For the last few pages, we have been discussing the case of interconnected roofs and a debate in the mishnah between Rabbi Meir and the rabbis as to whether one can carry on a single roof or between contiguous rooftops without an eruv. The mishnah also presents a third opinion in the name of Rabbi Shimon bar Yochai that we haven’t discussed yet — until today. Here it is:
Rabbi Shimon says: Roofs, courtyards, and enclosed yards are all one domain with regard to vessels that were inside them when Shabbat began.
Rabbi Shimon links together three kinds of property that are all privately owned and not regularly used as living spaces. (This list does not include streets or alleyways, which are public property, or the quasi-public karmelit.) According to Rabbi Shimon, when these spaces are contiguous one may carry across all of them. Rabbi Shimon’s leniency creates a kind of “wormhole” that enables people to transfer objects over quite a distance without an eruv!
Two very interesting precedents are reported in first person and brought as examples of Rabbi Shimon’s lenient ruling:
Rabbi Yehudah HaNasi said: When we were studying Torah with Rabbi Shimon in Tekoa, we would carry oil and a towel from roof to roof, and from roof to courtyard, and from courtyard to courtyard, and from courtyard to enclosure, and from enclosure to enclosure, until we reached the spring in which we would bathe.
Here Rabbi Yehudah HaNasi, the august editor of the entire Mishnah, reminisces about his youth, studying with Rabbi Shimon and taking leisurely Shabbat afternoon baths in the nearby spring, having carried his towels and moisturizing oils to boot!

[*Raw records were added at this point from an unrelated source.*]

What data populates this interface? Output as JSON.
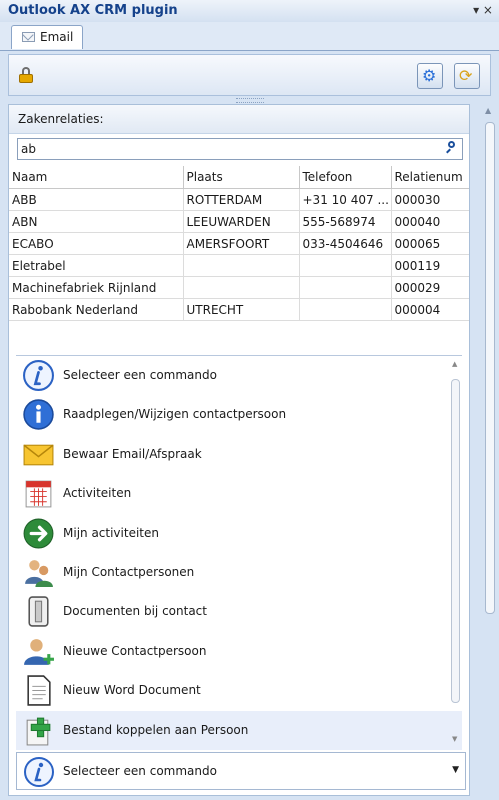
{
  "window": {
    "title": "Outlook AX CRM plugin",
    "controls": "▾ ×"
  },
  "tabs": [
    {
      "label": "Email"
    }
  ],
  "panel": {
    "heading": "Zakenrelaties:"
  },
  "search": {
    "value": "ab"
  },
  "table": {
    "columns": [
      "Naam",
      "Plaats",
      "Telefoon",
      "Relatienum"
    ],
    "rows": [
      [
        "ABB",
        "ROTTERDAM",
        "+31 10 407 ...",
        "000030"
      ],
      [
        "ABN",
        "LEEUWARDEN",
        "555-568974",
        "000040"
      ],
      [
        "ECABO",
        "AMERSFOORT",
        "033-4504646",
        "000065"
      ],
      [
        "Eletrabel",
        "",
        "",
        "000119"
      ],
      [
        "Machinefabriek Rijnland",
        "",
        "",
        "000029"
      ],
      [
        "Rabobank Nederland",
        "UTRECHT",
        "",
        "000004"
      ]
    ]
  },
  "commands": [
    {
      "label": "Selecteer een commando",
      "icon": "info-italic-icon"
    },
    {
      "label": "Raadplegen/Wijzigen contactpersoon",
      "icon": "info-icon"
    },
    {
      "label": "Bewaar Email/Afspraak",
      "icon": "envelope-icon"
    },
    {
      "label": "Activiteiten",
      "icon": "calendar-icon"
    },
    {
      "label": "Mijn activiteiten",
      "icon": "arrow-right-icon"
    },
    {
      "label": "Mijn Contactpersonen",
      "icon": "contacts-icon"
    },
    {
      "label": "Documenten bij contact",
      "icon": "binder-icon"
    },
    {
      "label": "Nieuwe Contactpersoon",
      "icon": "add-person-icon"
    },
    {
      "label": "Nieuw Word Document",
      "icon": "document-icon"
    },
    {
      "label": "Bestand koppelen aan Persoon",
      "icon": "plus-icon"
    }
  ],
  "combo": {
    "selected": "Selecteer een commando"
  }
}
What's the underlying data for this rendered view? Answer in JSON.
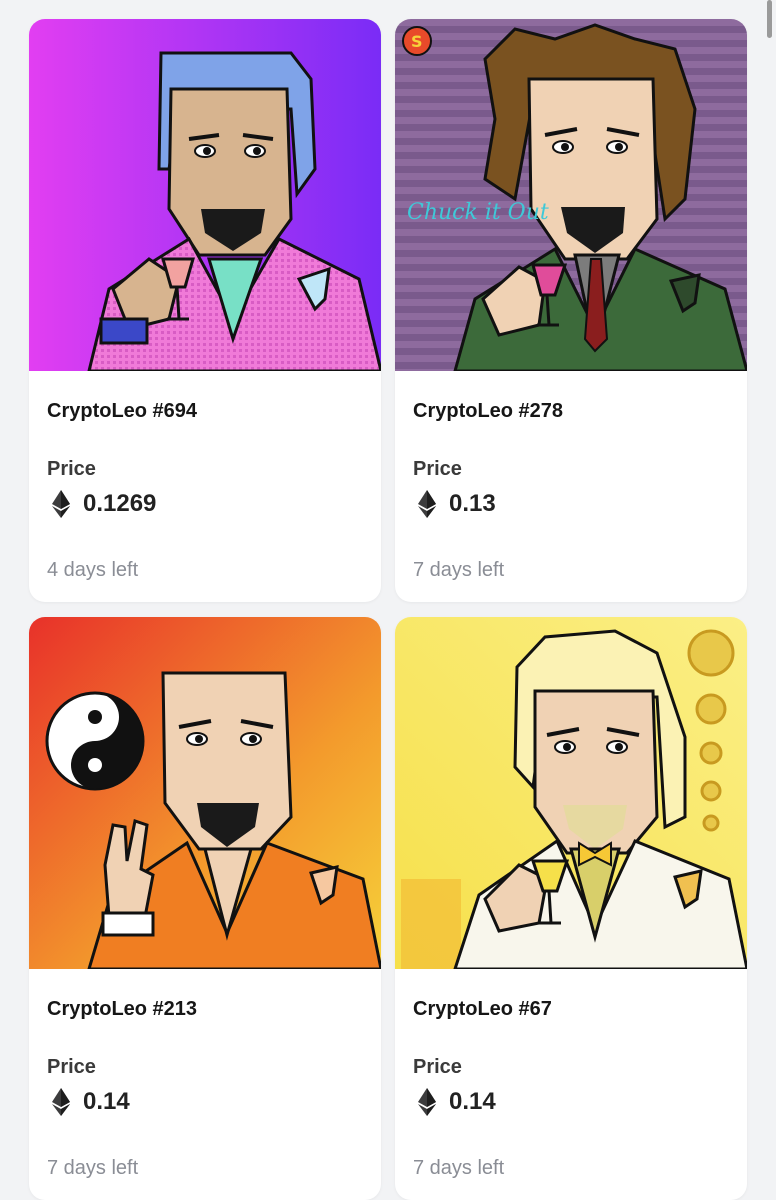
{
  "listings": [
    {
      "title": "CryptoLeo #694",
      "price_label": "Price",
      "price": "0.1269",
      "currency_icon": "ethereum-icon",
      "time_left": "4 days left",
      "background_colors": [
        "#e23ef2",
        "#7a2cf6"
      ]
    },
    {
      "title": "CryptoLeo #278",
      "price_label": "Price",
      "price": "0.13",
      "currency_icon": "ethereum-icon",
      "time_left": "7 days left",
      "background_colors": [
        "#8e6b9e",
        "#5a4a78"
      ]
    },
    {
      "title": "CryptoLeo #213",
      "price_label": "Price",
      "price": "0.14",
      "currency_icon": "ethereum-icon",
      "time_left": "7 days left",
      "background_colors": [
        "#e8312a",
        "#f6d23a"
      ]
    },
    {
      "title": "CryptoLeo #67",
      "price_label": "Price",
      "price": "0.14",
      "currency_icon": "ethereum-icon",
      "time_left": "7 days left",
      "background_colors": [
        "#f6e04a",
        "#fbef86"
      ]
    }
  ]
}
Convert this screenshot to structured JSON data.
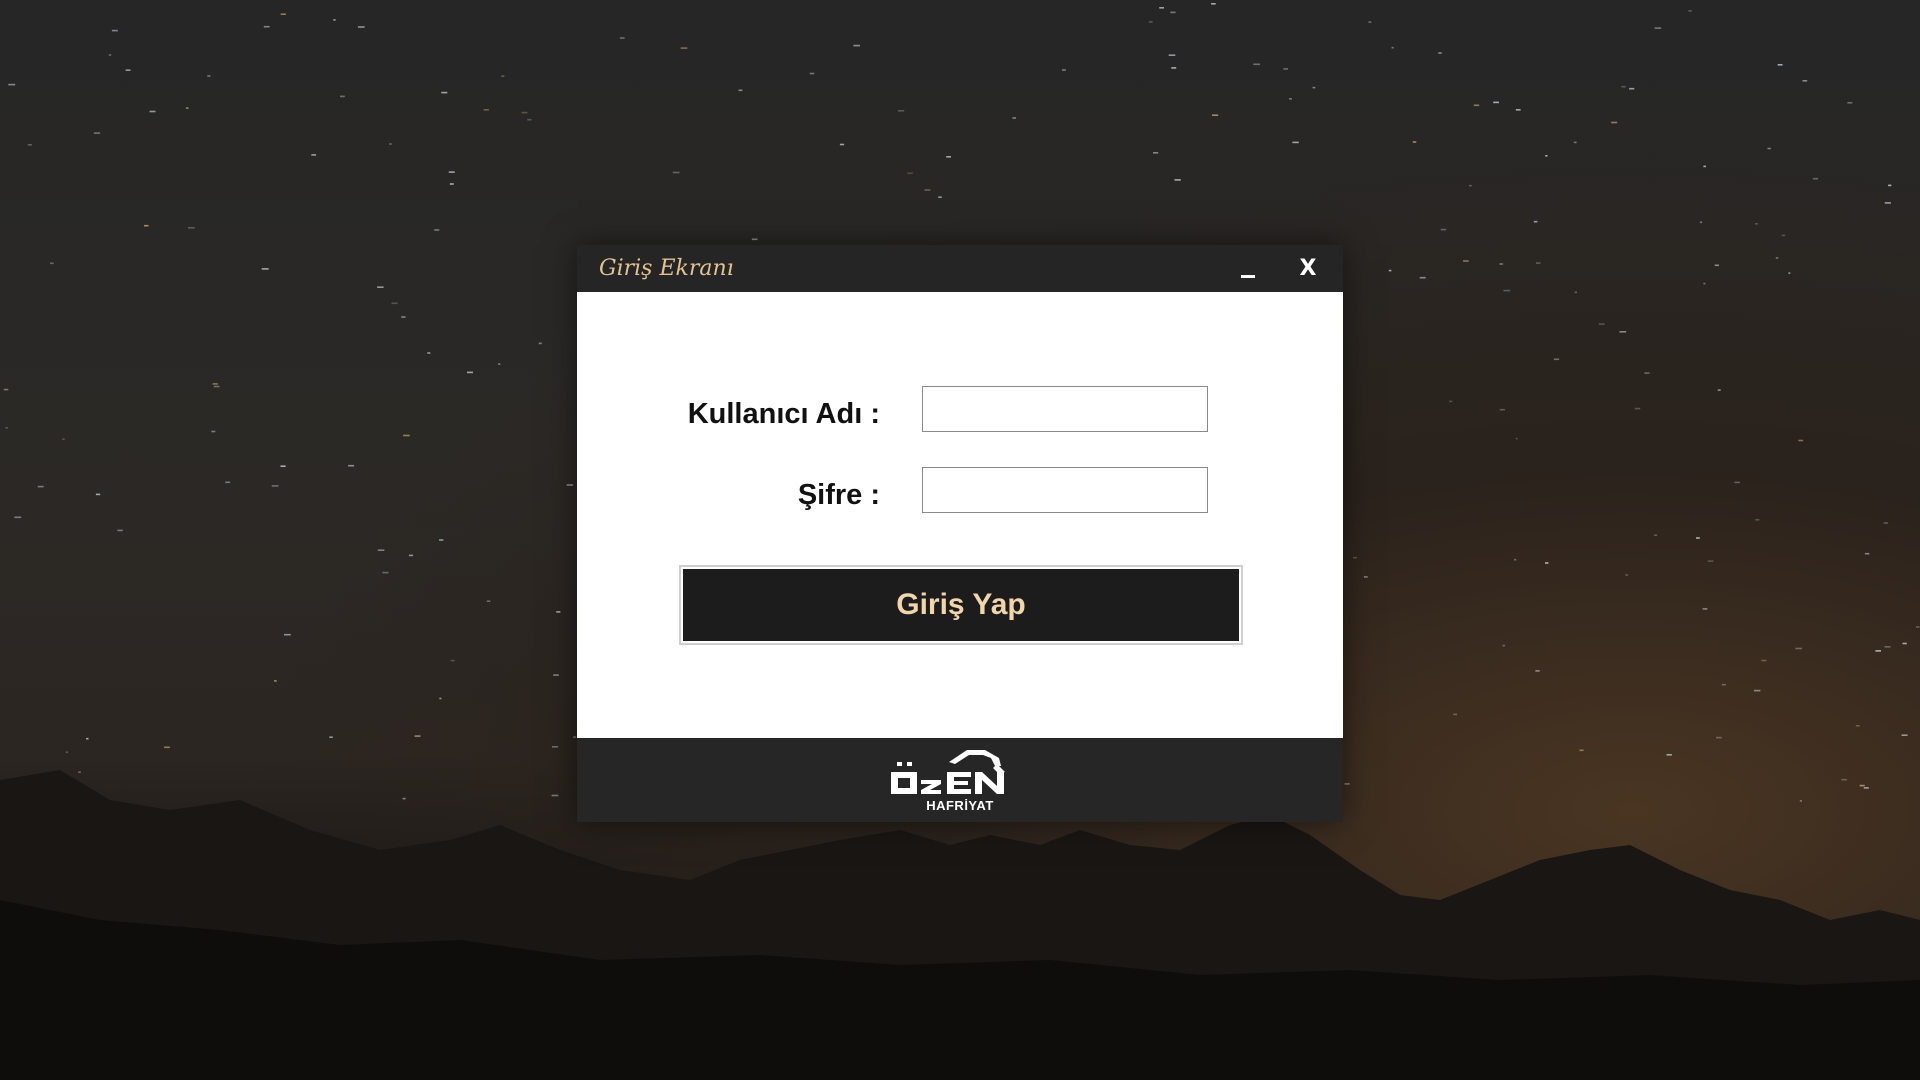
{
  "window": {
    "title": "Giriş Ekranı",
    "minimize_label": "_",
    "close_label": "X"
  },
  "form": {
    "username_label": "Kullanıcı Adı :",
    "username_value": "",
    "password_label": "Şifre :",
    "password_value": "",
    "login_button_label": "Giriş Yap"
  },
  "footer": {
    "logo_name": "ÖZEN",
    "logo_sub": "HAFRİYAT"
  },
  "colors": {
    "titlebar_bg": "#252525",
    "title_text": "#e2c391",
    "button_bg": "#1c1c1c",
    "button_text": "#f2d6ab",
    "footer_bg": "#262626"
  },
  "icons": {
    "logo": "excavator-logo-icon"
  }
}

Rabbi Shimon’s leniency about carrying makes this idyllic activity possible.
Then a precedent of a very different tenor is described by Rabbi Yehuda, who lived a generation earlier and experienced Roman persecution around the time of the Bar Kochba revolt.
And similarly, Rabbi Yehuda said: There was an incident during a time of danger (when decrees were issued that banned religious observance) and we would carry a Torah scroll from courtyard to roof, and from roof to courtyard, and from courtyard to enclosure, to read from it.
Here, Rabbi Shimon’s leniency allows Jews to smuggle sacred texts around town on Shabbat so that they can be studied, in defiance of Roman proclamation.
What do we make of these colorful first person accounts? Do they prove that Rabbi Shimon’s ruling was accepted? The Gemara does not accept Rabbi Yehuda’s story of moving Torah scrolls through courtyards and rooftops during a period of persecution as proof of halakhah — presumably because the behavior was performed under duress. Moreover, there is no follow up comment on Yehuda HaNasi’s shortcut to the natural spring. Are these both marginal cases — one about leisure, and one about persecution — not meant to be taken seriously?
Even if the stories explore potentially marginal cases, the ruling is taken seriously. Rabbi Shimon’s lenient ruling was accepted, and moving objects along rooftops, courtyards, and enclosed yards is permitted on Shabbat, even in the absence of an eruv!